After eight years, an increased goal and a weak economy, Chancellor Brady Deaton announced Friday that MU's fundraising campaign For All We Call Mizzou surpassed its goal of $1 billion two months ahead of schedule.
"It's fair to say Mizzou is $1 billion better today because of all of you," Deaton said.
The accomplishment originated from a vision Chancellor Emeritus Richard Wallace had nearly a decade ago. The official campaign began in January 2000.
The initial goal of the campaign was set at $600 million. After years of uncertainty, that goal was surpassed in 2005, and the university set its sights on the $1 billion mark.
Recent donations by Robert and Sue Weiser for $4.6 million, Harry and Ann Cornell for $2 million and Ira and Gail Hubble for $1.5 million helped propel MU past its goal.
MU joined a crowd of 19 other programs in the nation to complete at least a $1 billion fundraising campaign.
David Housh, vice chancellor of development and alumni relations, said he witnessed many naysayers throughout the campaign.
"There were a lot of people that were doubters, but guess what, we did it," Housh said.
Deaton expressed his gratitude toward the three co-chairpeople who helped orchestrate the campaign. Cynthia Brinkley, Larry McMullen and William Thompson all spoke to the crowd at Jesse Hall expressing their sense of accomplishment for the university while outlining what that the campaign had accomplished.
Nearly 1,500 scholarships have been made available to students through the campaign, in addition to 86 new endowed faculty positions. McMullen believes the two components are the best investment despite the troubling economic struggles.
"Our investment in students is going to reap tremendous rewards," McMullen said.
Brinkley attributed the increase in students interested in MU to the money allocated from the campaign to help improve the MU’s facilities and programs.
"With record enrollment this year, we believe better facilities played a big role," Brinkley said.
Although the university has reached its goal, Deaton does not expect the campaign to end as planned in two months.

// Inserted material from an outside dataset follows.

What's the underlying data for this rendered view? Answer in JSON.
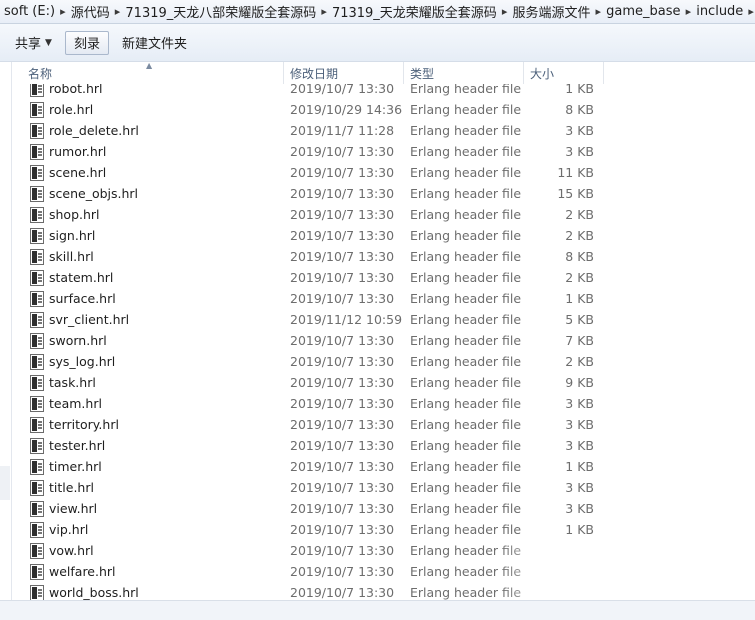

"We'll be going into a planning phase which we expect will result in a larger campaign," Deaton said.
Wallace said though he began the project, he does not believe there should be an end to the vision.
"Development is a bit like strategic planning," Wallace said. "It should have a planned beginning but no end."